Top mistakes made by novice buyers
Approaching the Australian property market in the current climate could be a brilliant way to begin a successful portfolio and start working towards wealth generation for the future. It's an incredibly good way to gain a second income and can be lucrative, especially if you take the time to research the local market and make educated, informed decisions when approaching a sale.
Part of this education is learning about the major pitfalls that many first-time buyers fall for. Once you've secured your investment home loan and are ready to start looking into the market, here are some things to keep in mind before committing to any slice of real estate.
Not doing enough market research
This is one of the main pitfalls that first time buyers in general skip. Regardless of whether you're looking for an investment property or your first family home, neglecting to do sufficient research into the local area has the potential to come back and hurt you.
Without knowing about the recent market movements - as well as looking into future projections - how are you to know if the property you're looking into is profitable? Or whether the local region is set to flourish or perish in the coming years?
The internet puts a wide range of data at your fingertips, allowing buyers to do their own digging and make informed decisions.
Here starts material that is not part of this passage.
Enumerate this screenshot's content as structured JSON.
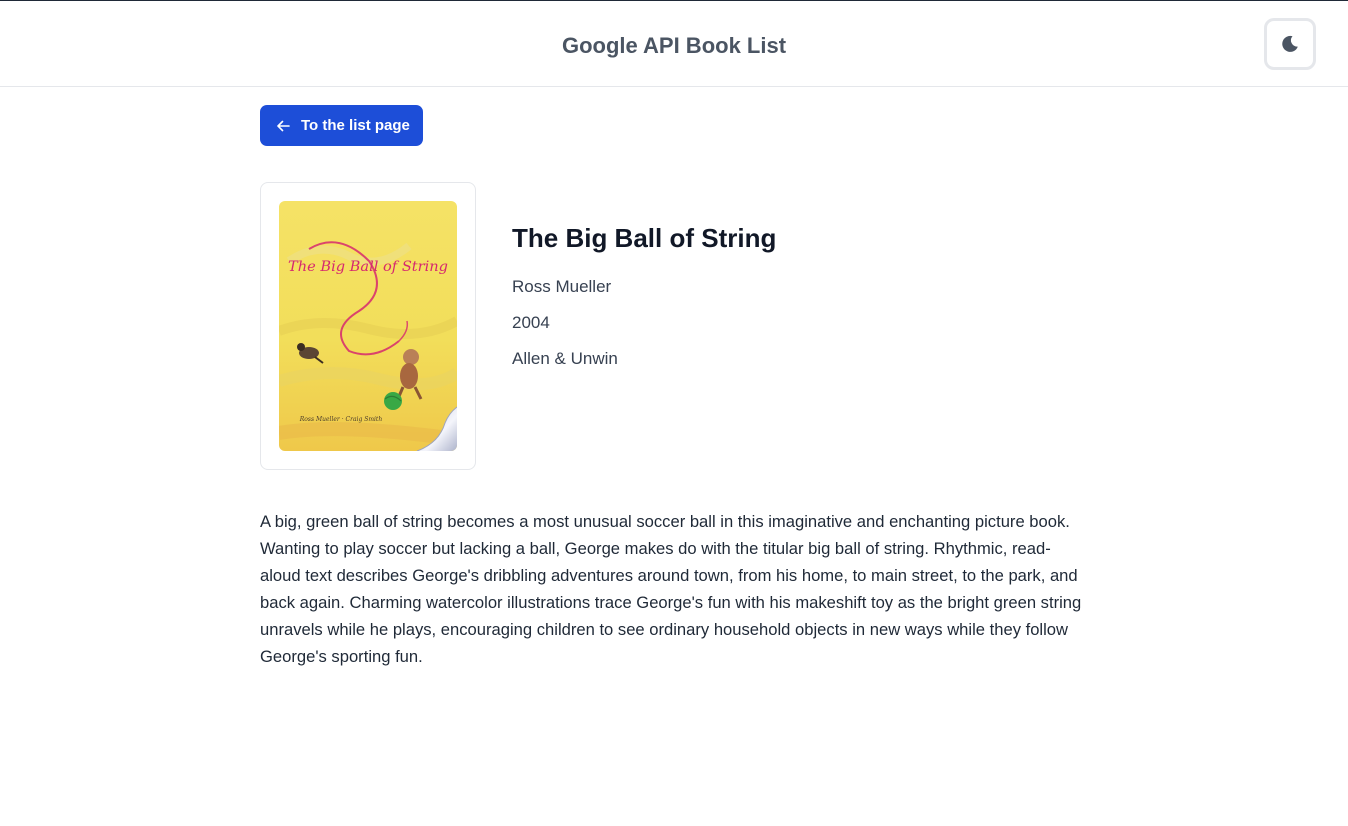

Things like future infrastructure developments, median house prices, median rental yields, projected value growth and historic dips in worth are all things to take into consideration when looking to purchase property.
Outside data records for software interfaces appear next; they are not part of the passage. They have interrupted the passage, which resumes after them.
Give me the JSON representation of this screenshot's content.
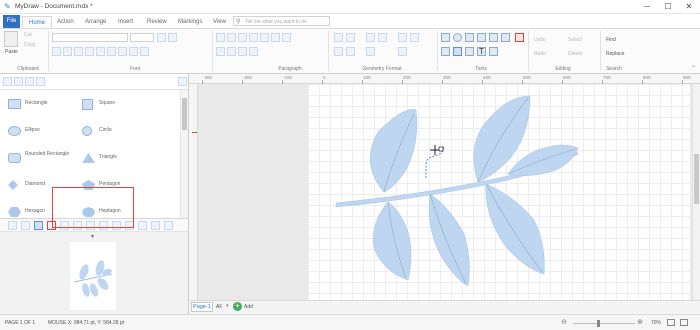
{
  "window": {
    "title": "MyDraw - Document.mdx *",
    "minimize_glyph": "─",
    "maximize_glyph": "☐",
    "close_glyph": "✕"
  },
  "ribbon_tabs": [
    "File",
    "Home",
    "Action",
    "Arrange",
    "Insert",
    "Review",
    "Markings",
    "View"
  ],
  "active_tab": "Home",
  "tell_me": {
    "placeholder": "Tell me what you want to do"
  },
  "ribbon": {
    "clipboard": {
      "paste": "Paste",
      "cut": "Cut",
      "copy": "Copy",
      "label": "Clipboard"
    },
    "font": {
      "label": "Font"
    },
    "paragraph": {
      "label": "Paragraph"
    },
    "geometry_format": {
      "label": "Geometry Format"
    },
    "tools": {
      "label": "Tools"
    },
    "editing": {
      "undo": "Undo",
      "redo": "Redo",
      "select": "Select",
      "delete": "Delete",
      "label": "Editing"
    },
    "search": {
      "find": "Find",
      "replace": "Replace",
      "label": "Search"
    }
  },
  "shapes": [
    {
      "label": "Rectangle",
      "shape": "rect"
    },
    {
      "label": "Square",
      "shape": "square"
    },
    {
      "label": "Ellipse",
      "shape": "ellipse"
    },
    {
      "label": "Circle",
      "shape": "circle"
    },
    {
      "label": "Rounded Rectangle",
      "shape": "rounded"
    },
    {
      "label": "Triangle",
      "shape": "triangle"
    },
    {
      "label": "Diamond",
      "shape": "diamond"
    },
    {
      "label": "Pentagon",
      "shape": "pentagon"
    },
    {
      "label": "Hexagon",
      "shape": "hexagon"
    },
    {
      "label": "Heptagon",
      "shape": "heptagon"
    }
  ],
  "ruler_top": [
    "-300",
    "-200",
    "-100",
    "0",
    "100",
    "200",
    "300",
    "400",
    "500",
    "600",
    "700",
    "800",
    "900"
  ],
  "page_tabs": {
    "page": "Page-1",
    "all": "All",
    "add": "Add"
  },
  "status": {
    "page": "PAGE 1 OF 1",
    "mouse": "MOUSE X: 984.71 pt, Y: 584.28 pt",
    "zoom": "70%"
  },
  "colors": {
    "accent": "#2f6fc4",
    "leaf_fill": "#bfd6f1",
    "leaf_vein": "#8ea9c8",
    "selection_red": "#e0453a"
  }
}
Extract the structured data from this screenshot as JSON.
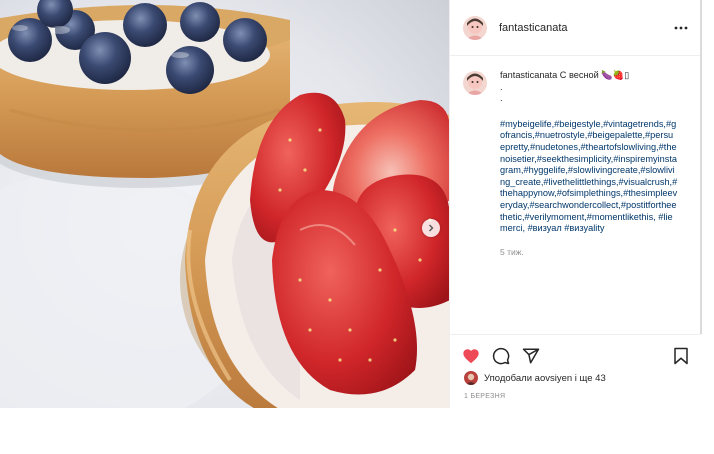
{
  "post": {
    "username": "fantasticanata",
    "caption_user": "fantasticanata",
    "caption_text": "С весной 🍆🍓▯",
    "caption_dot1": ".",
    "caption_dot2": ".",
    "hashtags": "#mybeigelife,#beigestyle,#vintagetrends,#gofrancis,#nuetrostyle,#beigepalette,#persuepretty,#nudetones,#theartofslowliving,#thenoisetier,#seekthesimplicity,#inspiremyinstagram,#hyggelife,#slowlivingcreate,#slowliving_create,#livethelittlethings,#visualcrush,#thehappynow,#ofsimplethings,#thesimpleeveryday,#searchwondercollect,#postitfortheethetic,#verilymoment,#momentlikethis, #liemerci, #визуал #визуality",
    "time_ago": "5 тиж.",
    "likes_prefix": "Уподобали",
    "likes_user": "aovsiyen",
    "likes_suffix": "і ще 43",
    "date": "1 БЕРЕЗНЯ"
  },
  "icons": {
    "more": "more-dots-icon",
    "like": "heart-icon",
    "comment": "comment-icon",
    "share": "share-icon",
    "save": "bookmark-icon",
    "carousel_next": "chevron-right-icon"
  },
  "colors": {
    "like_red": "#ed4956",
    "hashtag_blue": "#00376b",
    "muted_gray": "#8e8e8e"
  }
}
Waiting for the 'perfect time' to buy
While there are certain circumstances that can constitute a great time to purchase, the chances of these conditions aligning perfectly is slim. Therefore, after doing research, it's a good idea to take the plunge and secure properties that have a decent chance of growth in the future.
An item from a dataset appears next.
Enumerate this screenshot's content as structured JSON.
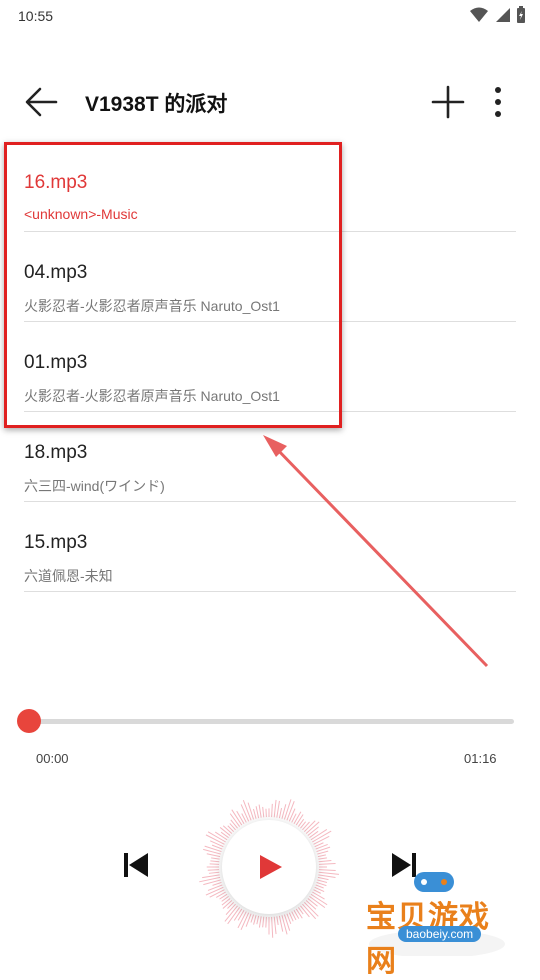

After all, you don't want to spend all your time waiting only to miss out on buying a profitable property entirely. There are always things that can be done to help increase the profitability of a property after you buy.
Not adequately looking after your investments
Taking on this responsibility is exactly like accepting a second job. As the owner of an investment property, you'll be expected to take care of the home, regardless of whether there are tenants or not. For example, as a landlord it's your task to ensure everything runs smoothly for those living in the home. They'll be able to call you with problems and it's up to you to take care of these as soon as possible.
Between tenants, it's essential to take care of the home's exterior. Mowing the lawns and maintaining the garden regularly will become a bi-weekly chore in order to keep the property as attractive and appealing as possible.
If you're unable or unwilling to do this, there are professionals called property managers who can assume these roles for you. They will assume an acting landlord position, liaising between tenants and you while taking care of any problems that arise from the renter's end.
Not seeking professional advice before committing
Naturally, it's a great idea to get in contact with a real estate professional before pursuing any property investment. Gaining their expert insight into the local market - as well as their insider knowledge about market movements - will be invaluable when it comes to portfolio success in the near future.
These are just some basic tips to keep in mind when considering property investment. Patience and a willingness to research are two of the main traits of successful property investors and taking a leaf out of their book will work in your favour.
Image credit: Crystal